Orthostatic hypotension is a test to see if your body can respond quickly enough to a stress, in this case going from lying down to standing up. If you often feel light headed upon standing this could potentially be a sign that your HPA axis is struggling.
What Causes Adrenal Fatigue?
Whether it is physical stress, mental stress or perceived stress, our body responds the exact same way. That’s right, running from a bear, watching the news, yelling at the driver beside you – in all of these situations your body increases your cortisol, increases your stress hormones and floods your tissues with blood sugar (and later insulin – storing that sugar away in your fat cells). In the long term these ‘micro stresses’ can do a lot to fatigue your body.
Running on the treadmill for hours per week? Your body thinks you are running from a bear! Too much exercise, especially prolonged cardio, can lead to increased levels of cortisol production. In the short term this can be a great boost, but in the long term it can cause your body to wear down.
Blood sugar, cortisol and insulin are intricately related! When you think about it, cortisol is a stress hormone that was made to allow humans to run from lions and tigers and bears. When we are running we need access to increased blood glucose, therefore cortisol can trigger the release of sugar into the blood stream. Conversely, low blood sugar is a huge stress to the body, our brains need glucose to survive. When our blood sugar drops too low this immediately triggers a cortisol release. This is exhausting to the body. This is why it is critical that we eat regular meals that are balanced in protein: fat: carbohydrates.
This is a chicken or the egg situation. Cortisol is a potent anti inflammatory hormone, therefore if it isn’t circulation at proper concentrations inflammation can get out of whack. At the same time though, inflammation can trigger cortisol release.
Fighting an infection is a challenge to the body, and this raises cortisol. Prolonged or chronic infections such as Epstein Bar Virus (mono), lyme disease, herpes virus, HIV etc can cause HPA axis dysregulation and feelings of chronic fatigue, malaise and a feeling of ‘fighting something off’. Additionally, if you have an infection in your gut, such as small intestinal bacterial overgrowth, parasites or simply having more bad bacteria than good bacteria can also result in a stress response in the body!
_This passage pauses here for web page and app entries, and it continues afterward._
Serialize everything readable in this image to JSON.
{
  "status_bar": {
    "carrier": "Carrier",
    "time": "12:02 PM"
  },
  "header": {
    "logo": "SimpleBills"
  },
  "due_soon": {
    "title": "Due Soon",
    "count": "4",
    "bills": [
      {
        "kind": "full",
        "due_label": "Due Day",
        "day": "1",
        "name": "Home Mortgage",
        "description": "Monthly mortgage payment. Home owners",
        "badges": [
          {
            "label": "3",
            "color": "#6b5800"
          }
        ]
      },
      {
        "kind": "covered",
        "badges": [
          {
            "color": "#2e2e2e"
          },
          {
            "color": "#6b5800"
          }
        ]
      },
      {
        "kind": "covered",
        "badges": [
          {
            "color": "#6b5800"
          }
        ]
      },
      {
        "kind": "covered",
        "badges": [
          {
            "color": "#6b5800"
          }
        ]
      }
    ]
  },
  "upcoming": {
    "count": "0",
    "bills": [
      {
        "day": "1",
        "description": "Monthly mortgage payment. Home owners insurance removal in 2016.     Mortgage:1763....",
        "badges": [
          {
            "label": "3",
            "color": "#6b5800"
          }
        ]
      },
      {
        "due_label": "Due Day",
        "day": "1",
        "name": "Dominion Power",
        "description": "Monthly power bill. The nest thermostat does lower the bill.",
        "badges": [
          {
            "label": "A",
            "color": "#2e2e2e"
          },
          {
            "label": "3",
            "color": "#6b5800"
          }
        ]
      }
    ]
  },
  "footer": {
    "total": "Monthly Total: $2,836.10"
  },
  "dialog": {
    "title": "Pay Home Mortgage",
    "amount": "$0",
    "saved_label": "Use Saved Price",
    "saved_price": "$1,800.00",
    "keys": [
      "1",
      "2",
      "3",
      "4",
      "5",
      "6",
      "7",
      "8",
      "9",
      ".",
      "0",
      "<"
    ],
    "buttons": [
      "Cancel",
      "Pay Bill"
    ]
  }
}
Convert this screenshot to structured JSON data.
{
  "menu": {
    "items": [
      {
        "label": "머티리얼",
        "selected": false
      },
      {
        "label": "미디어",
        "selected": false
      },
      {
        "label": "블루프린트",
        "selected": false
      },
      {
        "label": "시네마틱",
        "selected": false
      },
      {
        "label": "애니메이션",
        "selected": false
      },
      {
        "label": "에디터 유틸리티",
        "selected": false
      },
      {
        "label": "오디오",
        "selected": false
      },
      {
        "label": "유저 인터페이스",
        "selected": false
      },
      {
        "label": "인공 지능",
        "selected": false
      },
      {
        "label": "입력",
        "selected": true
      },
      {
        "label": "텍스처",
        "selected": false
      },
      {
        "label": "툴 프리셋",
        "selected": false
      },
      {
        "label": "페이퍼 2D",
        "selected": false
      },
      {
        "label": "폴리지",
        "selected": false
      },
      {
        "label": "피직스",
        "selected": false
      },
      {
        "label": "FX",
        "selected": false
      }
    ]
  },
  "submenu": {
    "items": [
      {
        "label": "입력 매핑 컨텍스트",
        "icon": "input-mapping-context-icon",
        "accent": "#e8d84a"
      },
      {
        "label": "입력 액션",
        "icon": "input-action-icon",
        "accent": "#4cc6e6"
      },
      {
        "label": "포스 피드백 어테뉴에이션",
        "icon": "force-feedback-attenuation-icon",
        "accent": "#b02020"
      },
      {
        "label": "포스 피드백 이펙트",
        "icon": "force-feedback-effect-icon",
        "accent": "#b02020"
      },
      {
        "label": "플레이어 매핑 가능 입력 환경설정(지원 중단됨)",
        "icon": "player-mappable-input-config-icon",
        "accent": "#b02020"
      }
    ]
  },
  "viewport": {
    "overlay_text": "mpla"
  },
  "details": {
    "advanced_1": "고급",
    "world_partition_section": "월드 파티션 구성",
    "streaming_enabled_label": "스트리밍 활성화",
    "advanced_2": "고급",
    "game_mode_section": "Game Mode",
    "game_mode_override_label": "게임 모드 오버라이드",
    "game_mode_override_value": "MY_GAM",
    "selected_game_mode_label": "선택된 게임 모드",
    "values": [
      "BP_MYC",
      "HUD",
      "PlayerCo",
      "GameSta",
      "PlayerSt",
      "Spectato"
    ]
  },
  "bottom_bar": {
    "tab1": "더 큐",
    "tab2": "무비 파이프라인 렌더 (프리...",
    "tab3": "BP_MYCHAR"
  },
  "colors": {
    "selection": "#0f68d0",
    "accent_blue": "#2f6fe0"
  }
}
So after reading this, you are probably wondering, NOW What?!
Stress seems to be an integral part of the modern culture but we don’t have to deal with the negative side effects! In part two of this article we will discuss many of the treatments to be considered if you identify with HPA axis dysregulation.
- Dijk D-J, Duffy JF, Silva EJ, Shanahan TL, Boivin DB, Czeisler CA. Amplitude reduction and phase shifts of melatonin, cortisol and other circadian rhythms after a gradual advance of sleep and light exposure in humans. PLoS One. 2012;7(2):e30037. doi:10.1371/journal.pone.0030037.
- Abdel-Rahman M. Androgen Excess. MedScape. http://emedicine.medscape.com/article/273153-overview. Published 2015.
- Chen M-J, Chen C-D, Yang J-H, et al. High serum dehydroepiandrosterone sulfate is associated with phenotypic acne and a reduced risk of abdominal obesity in women with polycystic ovary syndrome. Hum Reprod. 2011;26(1):227-234. doi:10.1093/humrep/deq308.